Would you reproduce every record exactly, leaving out the pictures?
--- Recorded data Enclosed Below ---
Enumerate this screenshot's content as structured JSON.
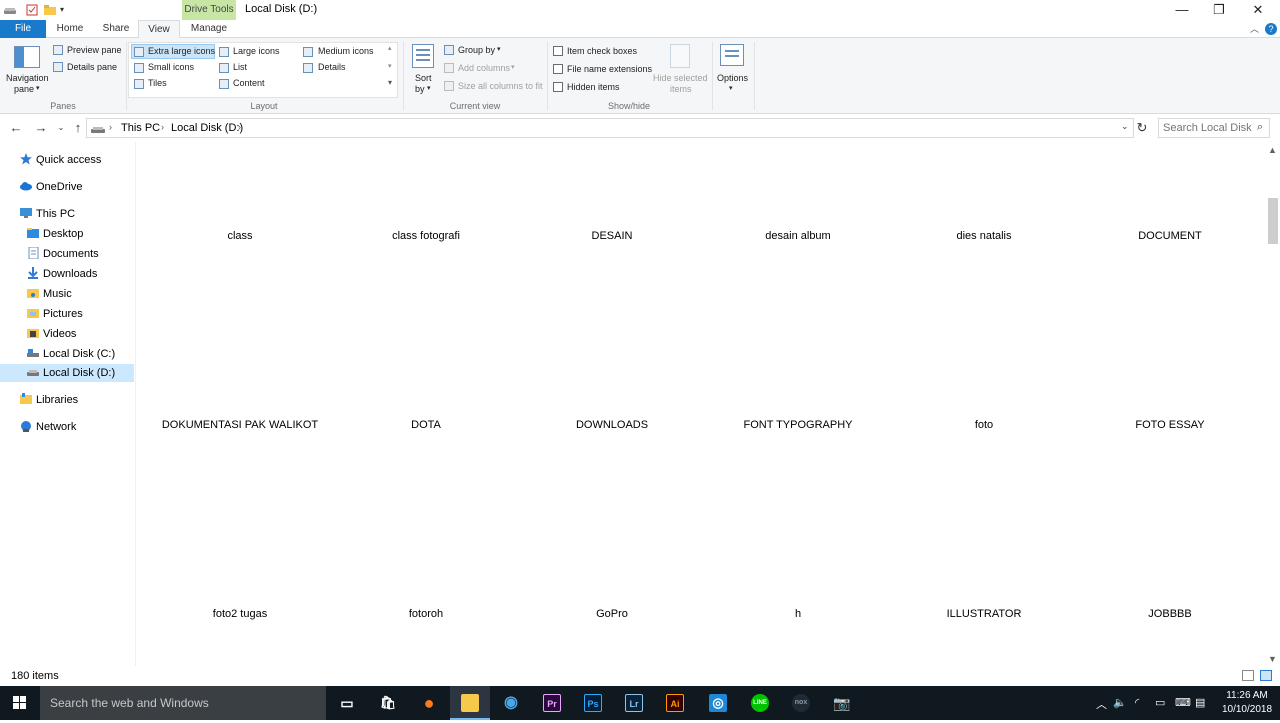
{
  "window": {
    "title": "Local Disk (D:)",
    "context_tab": "Drive Tools",
    "minimize_glyph": "—",
    "restore_glyph": "❐",
    "close_glyph": "✕"
  },
  "tabs": [
    {
      "label": "File"
    },
    {
      "label": "Home"
    },
    {
      "label": "Share"
    },
    {
      "label": "View"
    },
    {
      "label": "Manage"
    }
  ],
  "ribbon": {
    "panes": {
      "navigation_pane": "Navigation",
      "navigation_pane_2": "pane",
      "preview_pane": "Preview pane",
      "details_pane": "Details pane",
      "group_label": "Panes"
    },
    "layout": {
      "items": [
        "Extra large icons",
        "Large icons",
        "Medium icons",
        "Small icons",
        "List",
        "Details",
        "Tiles",
        "Content"
      ],
      "selected": "Extra large icons",
      "group_label": "Layout"
    },
    "current_view": {
      "sort_by": "Sort",
      "sort_by_2": "by",
      "group_by": "Group by",
      "add_columns": "Add columns",
      "size_columns": "Size all columns to fit",
      "group_label": "Current view"
    },
    "show_hide": {
      "item_check_boxes": "Item check boxes",
      "file_name_extensions": "File name extensions",
      "hidden_items": "Hidden items",
      "hide_selected": "Hide selected",
      "hide_selected_2": "items",
      "group_label": "Show/hide"
    },
    "options": {
      "label": "Options"
    }
  },
  "address": {
    "crumbs": [
      "This PC",
      "Local Disk (D:)"
    ],
    "search_placeholder": "Search Local Disk ..."
  },
  "nav_pane": {
    "items": [
      {
        "label": "Quick access",
        "icon": "star-icon"
      },
      {
        "label": "OneDrive",
        "icon": "cloud-icon"
      },
      {
        "label": "This PC",
        "icon": "computer-icon"
      },
      {
        "label": "Desktop",
        "icon": "folder-icon"
      },
      {
        "label": "Documents",
        "icon": "folder-icon"
      },
      {
        "label": "Downloads",
        "icon": "folder-icon"
      },
      {
        "label": "Music",
        "icon": "folder-icon"
      },
      {
        "label": "Pictures",
        "icon": "folder-icon"
      },
      {
        "label": "Videos",
        "icon": "folder-icon"
      },
      {
        "label": "Local Disk (C:)",
        "icon": "drive-icon"
      },
      {
        "label": "Local Disk (D:)",
        "icon": "drive-icon",
        "selected": true
      },
      {
        "label": "Libraries",
        "icon": "library-icon"
      },
      {
        "label": "Network",
        "icon": "network-icon"
      }
    ]
  },
  "files": [
    "class",
    "class fotografi",
    "DESAIN",
    "desain album",
    "dies natalis",
    "DOCUMENT",
    "DOKUMENTASI PAK WALIKOT",
    "DOTA",
    "DOWNLOADS",
    "FONT TYPOGRAPHY",
    "foto",
    "FOTO ESSAY",
    "foto2 tugas",
    "fotoroh",
    "GoPro",
    "h",
    "ILLUSTRATOR",
    "JOBBBB"
  ],
  "status": {
    "item_count": "180 items"
  },
  "taskbar": {
    "search_text": "Search the web and Windows",
    "apps": [
      {
        "name": "task-view",
        "glyph": "▭",
        "color": "#ffffff",
        "bg": "transparent"
      },
      {
        "name": "store",
        "glyph": "🛍",
        "color": "#ffffff",
        "bg": "transparent"
      },
      {
        "name": "firefox",
        "glyph": "●",
        "color": "#ff7a1a",
        "bg": "transparent"
      },
      {
        "name": "file-explorer",
        "glyph": "",
        "color": "#f6c94c",
        "bg": "#f6c94c"
      },
      {
        "name": "browser-globe",
        "glyph": "◉",
        "color": "#4aa8e8",
        "bg": "transparent"
      },
      {
        "name": "premiere",
        "glyph": "Pr",
        "color": "#e8a6ff",
        "bg": "#2a0a3a"
      },
      {
        "name": "photoshop",
        "glyph": "Ps",
        "color": "#31a8ff",
        "bg": "#001e36"
      },
      {
        "name": "lightroom",
        "glyph": "Lr",
        "color": "#8fc3e8",
        "bg": "#0a2238"
      },
      {
        "name": "illustrator",
        "glyph": "Ai",
        "color": "#ff9a00",
        "bg": "#330000"
      },
      {
        "name": "instagram",
        "glyph": "◎",
        "color": "#ffffff",
        "bg": "#1e88d6"
      },
      {
        "name": "line",
        "glyph": "LINE",
        "color": "#ffffff",
        "bg": "#00c300"
      },
      {
        "name": "app-nox",
        "glyph": "nox",
        "color": "#8a9aa8",
        "bg": "#1f2a33"
      },
      {
        "name": "camera",
        "glyph": "📷",
        "color": "#ffffff",
        "bg": "transparent"
      }
    ],
    "time": "11:26 AM",
    "date": "10/10/2018"
  }
}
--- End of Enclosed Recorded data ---
Task result
Enumerate this screenshot's content as structured JSON.
{
  "window": {
    "title": "Local Disk (D:)",
    "context_tab": "Drive Tools",
    "minimize_glyph": "—",
    "restore_glyph": "❐",
    "close_glyph": "✕"
  },
  "tabs": [
    {
      "label": "File"
    },
    {
      "label": "Home"
    },
    {
      "label": "Share"
    },
    {
      "label": "View"
    },
    {
      "label": "Manage"
    }
  ],
  "ribbon": {
    "panes": {
      "navigation_pane": "Navigation",
      "navigation_pane_2": "pane",
      "preview_pane": "Preview pane",
      "details_pane": "Details pane",
      "group_label": "Panes"
    },
    "layout": {
      "items": [
        "Extra large icons",
        "Large icons",
        "Medium icons",
        "Small icons",
        "List",
        "Details",
        "Tiles",
        "Content"
      ],
      "selected": "Extra large icons",
      "group_label": "Layout"
    },
    "current_view": {
      "sort_by": "Sort",
      "sort_by_2": "by",
      "group_by": "Group by",
      "add_columns": "Add columns",
      "size_columns": "Size all columns to fit",
      "group_label": "Current view"
    },
    "show_hide": {
      "item_check_boxes": "Item check boxes",
      "file_name_extensions": "File name extensions",
      "hidden_items": "Hidden items",
      "hide_selected": "Hide selected",
      "hide_selected_2": "items",
      "group_label": "Show/hide"
    },
    "options": {
      "label": "Options"
    }
  },
  "address": {
    "crumbs": [
      "This PC",
      "Local Disk (D:)"
    ],
    "search_placeholder": "Search Local Disk ..."
  },
  "nav_pane": {
    "items": [
      {
        "label": "Quick access",
        "icon": "star-icon"
      },
      {
        "label": "OneDrive",
        "icon": "cloud-icon"
      },
      {
        "label": "This PC",
        "icon": "computer-icon"
      },
      {
        "label": "Desktop",
        "icon": "folder-icon"
      },
      {
        "label": "Documents",
        "icon": "folder-icon"
      },
      {
        "label": "Downloads",
        "icon": "folder-icon"
      },
      {
        "label": "Music",
        "icon": "folder-icon"
      },
      {
        "label": "Pictures",
        "icon": "folder-icon"
      },
      {
        "label": "Videos",
        "icon": "folder-icon"
      },
      {
        "label": "Local Disk (C:)",
        "icon": "drive-icon"
      },
      {
        "label": "Local Disk (D:)",
        "icon": "drive-icon",
        "selected": true
      },
      {
        "label": "Libraries",
        "icon": "library-icon"
      },
      {
        "label": "Network",
        "icon": "network-icon"
      }
    ]
  },
  "files": [
    "class",
    "class fotografi",
    "DESAIN",
    "desain album",
    "dies natalis",
    "DOCUMENT",
    "DOKUMENTASI PAK WALIKOT",
    "DOTA",
    "DOWNLOADS",
    "FONT TYPOGRAPHY",
    "foto",
    "FOTO ESSAY",
    "foto2 tugas",
    "fotoroh",
    "GoPro",
    "h",
    "ILLUSTRATOR",
    "JOBBBB"
  ],
  "status": {
    "item_count": "180 items"
  },
  "taskbar": {
    "search_text": "Search the web and Windows",
    "apps": [
      {
        "name": "task-view",
        "glyph": "▭",
        "color": "#ffffff",
        "bg": "transparent"
      },
      {
        "name": "store",
        "glyph": "🛍",
        "color": "#ffffff",
        "bg": "transparent"
      },
      {
        "name": "firefox",
        "glyph": "●",
        "color": "#ff7a1a",
        "bg": "transparent"
      },
      {
        "name": "file-explorer",
        "glyph": "",
        "color": "#f6c94c",
        "bg": "#f6c94c"
      },
      {
        "name": "browser-globe",
        "glyph": "◉",
        "color": "#4aa8e8",
        "bg": "transparent"
      },
      {
        "name": "premiere",
        "glyph": "Pr",
        "color": "#e8a6ff",
        "bg": "#2a0a3a"
      },
      {
        "name": "photoshop",
        "glyph": "Ps",
        "color": "#31a8ff",
        "bg": "#001e36"
      },
      {
        "name": "lightroom",
        "glyph": "Lr",
        "color": "#8fc3e8",
        "bg": "#0a2238"
      },
      {
        "name": "illustrator",
        "glyph": "Ai",
        "color": "#ff9a00",
        "bg": "#330000"
      },
      {
        "name": "instagram",
        "glyph": "◎",
        "color": "#ffffff",
        "bg": "#1e88d6"
      },
      {
        "name": "line",
        "glyph": "LINE",
        "color": "#ffffff",
        "bg": "#00c300"
      },
      {
        "name": "app-nox",
        "glyph": "nox",
        "color": "#8a9aa8",
        "bg": "#1f2a33"
      },
      {
        "name": "camera",
        "glyph": "📷",
        "color": "#ffffff",
        "bg": "transparent"
      }
    ],
    "time": "11:26 AM",
    "date": "10/10/2018"
  }
}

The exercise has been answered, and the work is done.